(EXERCISE DIRECTIONS):
Figure out how many lines in these records contain "structured". Only the number belongs in the reply.

DATA section start

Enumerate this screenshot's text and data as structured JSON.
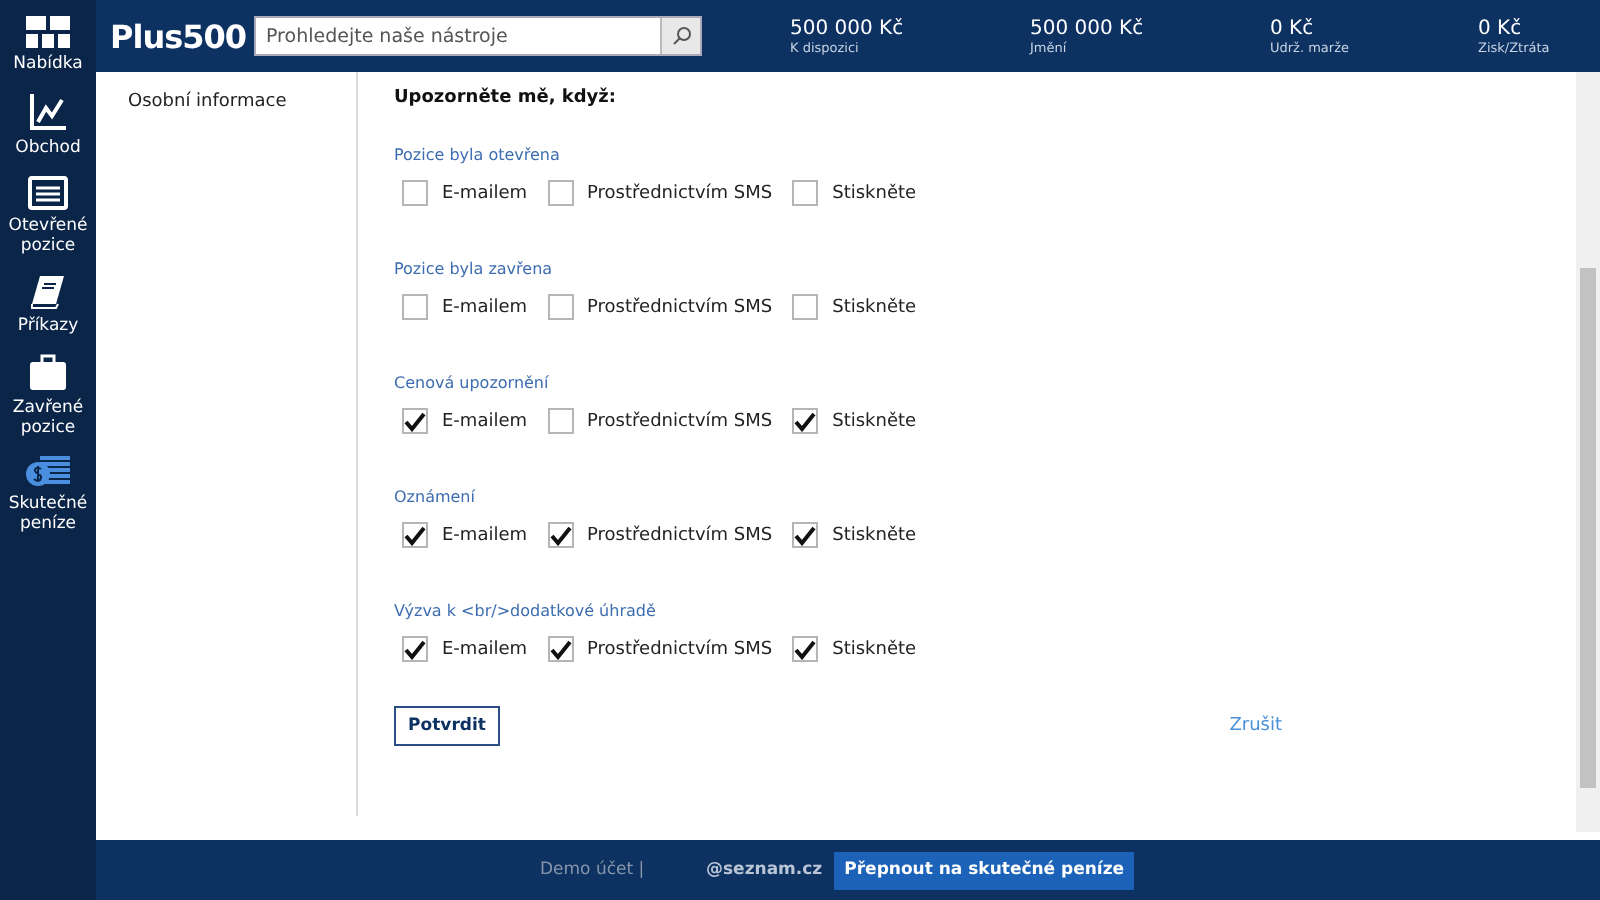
{
  "sidebar": {
    "items": [
      {
        "label": "Nabídka",
        "kind": "grid"
      },
      {
        "label": "Obchod",
        "kind": "chart"
      },
      {
        "label": "Otevřené pozice",
        "kind": "list"
      },
      {
        "label": "Příkazy",
        "kind": "book"
      },
      {
        "label": "Zavřené pozice",
        "kind": "case"
      },
      {
        "label": "Skutečné peníze",
        "kind": "money"
      }
    ]
  },
  "header": {
    "logo": "Plus500",
    "search": {
      "placeholder": "Prohledejte naše nástroje"
    },
    "stats": [
      {
        "value": "500 000 Kč",
        "label": "K dispozici"
      },
      {
        "value": "500 000 Kč",
        "label": "Jmění"
      },
      {
        "value": "0 Kč",
        "label": "Udrž. marže"
      },
      {
        "value": "0 Kč",
        "label": "Zisk/Ztráta"
      }
    ]
  },
  "settings_menu": {
    "items": [
      "Osobní informace"
    ]
  },
  "form": {
    "heading": "Upozorněte mě, když:",
    "groups": [
      {
        "title": "Pozice byla otevřena",
        "options": [
          {
            "label": "E-mailem",
            "checked": false
          },
          {
            "label": "Prostřednictvím SMS",
            "checked": false
          },
          {
            "label": "Stiskněte",
            "checked": false
          }
        ]
      },
      {
        "title": "Pozice byla zavřena",
        "options": [
          {
            "label": "E-mailem",
            "checked": false
          },
          {
            "label": "Prostřednictvím SMS",
            "checked": false
          },
          {
            "label": "Stiskněte",
            "checked": false
          }
        ]
      },
      {
        "title": "Cenová upozornění",
        "options": [
          {
            "label": "E-mailem",
            "checked": true
          },
          {
            "label": "Prostřednictvím SMS",
            "checked": false
          },
          {
            "label": "Stiskněte",
            "checked": true
          }
        ]
      },
      {
        "title": "Oznámení",
        "options": [
          {
            "label": "E-mailem",
            "checked": true
          },
          {
            "label": "Prostřednictvím SMS",
            "checked": true
          },
          {
            "label": "Stiskněte",
            "checked": true
          }
        ]
      },
      {
        "title": "Výzva k <br/>dodatkové úhradě",
        "options": [
          {
            "label": "E-mailem",
            "checked": true
          },
          {
            "label": "Prostřednictvím SMS",
            "checked": true
          },
          {
            "label": "Stiskněte",
            "checked": true
          }
        ]
      }
    ],
    "confirm": "Potvrdit",
    "cancel": "Zrušit"
  },
  "footer": {
    "account": "Demo účet |",
    "email": "@seznam.cz",
    "switch_button": "Přepnout na skutečné peníze"
  }
}
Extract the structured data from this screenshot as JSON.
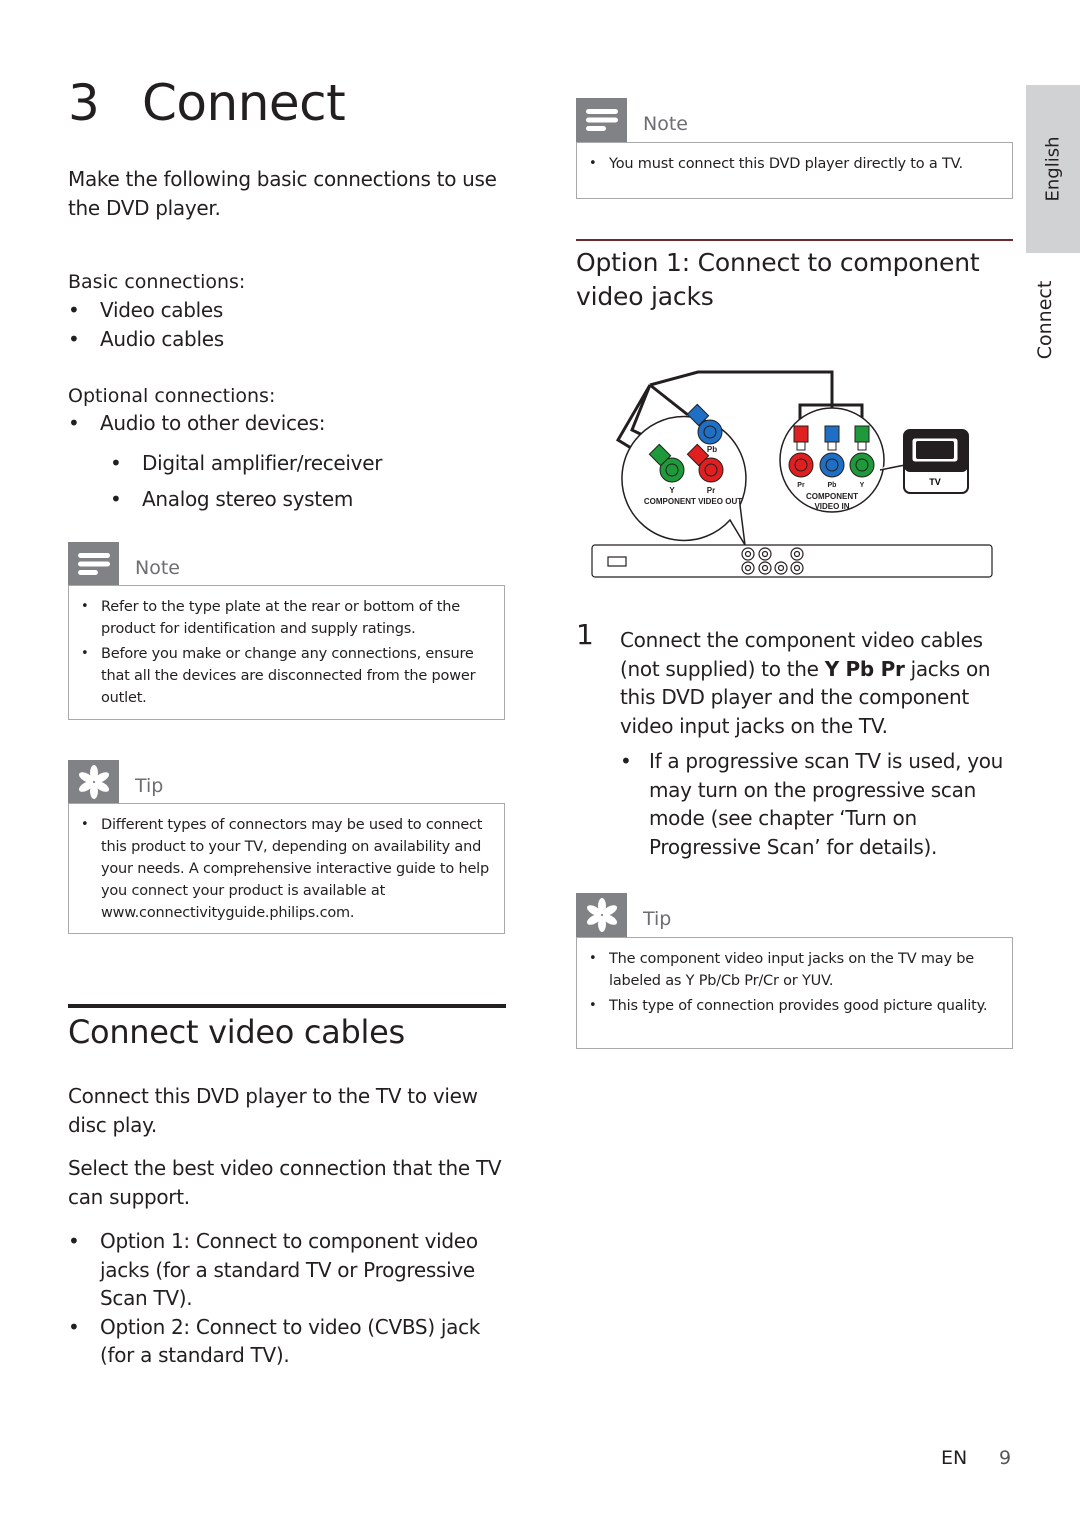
{
  "chapter": {
    "number": "3",
    "title": "Connect"
  },
  "intro": "Make the following basic connections to use the DVD player.",
  "basic": {
    "heading": "Basic connections:",
    "items": [
      "Video cables",
      "Audio cables"
    ]
  },
  "optional": {
    "heading": "Optional connections:",
    "item": "Audio to other devices:",
    "subitems": [
      "Digital amplifier/receiver",
      "Analog stereo system"
    ]
  },
  "note_left": {
    "title": "Note",
    "items": [
      "Refer to the type plate at the rear or bottom of the product for identification and supply ratings.",
      "Before you make or change any connections, ensure that all the devices are disconnected from the power outlet."
    ]
  },
  "tip_left": {
    "title": "Tip",
    "items": [
      "Different types of connectors may be used to connect this product to your TV, depending on availability and your needs. A comprehensive interactive guide to help you connect your product is available at www.connectivityguide.philips.com."
    ]
  },
  "video_section": {
    "heading": "Connect video cables",
    "para1": "Connect this DVD player to the TV to view disc play.",
    "para2": "Select the best video connection that the TV can support.",
    "options": [
      {
        "label": "Option 1:",
        "text": " Connect to component video jacks (for a standard TV or Progressive Scan TV)."
      },
      {
        "label": "Option 2:",
        "text": " Connect to video (CVBS) jack (for a standard TV)."
      }
    ]
  },
  "note_right": {
    "title": "Note",
    "items": [
      "You must connect this DVD player directly to a TV."
    ]
  },
  "option1": {
    "heading": "Option 1: Connect to component video jacks",
    "diagram": {
      "out_label": "COMPONENT VIDEO OUT",
      "in_label_1": "COMPONENT",
      "in_label_2": "VIDEO IN",
      "y": "Y",
      "pb": "Pb",
      "pr": "Pr",
      "tv": "TV",
      "colors": {
        "y": "#1e9a3a",
        "pb": "#1f6fc4",
        "pr": "#e02020"
      }
    },
    "step": {
      "number": "1",
      "pre": "Connect the component video cables (not supplied) to the ",
      "bold": "Y Pb Pr",
      "post": " jacks on this DVD player and the component video input jacks on the TV.",
      "sub": "If a progressive scan TV is used, you may turn on the progressive scan mode (see chapter ‘Turn on Progressive Scan’ for details)."
    }
  },
  "tip_right": {
    "title": "Tip",
    "items": [
      "The component video input jacks on the TV may be labeled as Y Pb/Cb Pr/Cr or YUV.",
      "This type of connection provides good picture quality."
    ]
  },
  "side_tabs": {
    "language": "English",
    "section": "Connect"
  },
  "footer": {
    "lang": "EN",
    "page": "9"
  }
}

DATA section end

(RESPONSE AREA):
2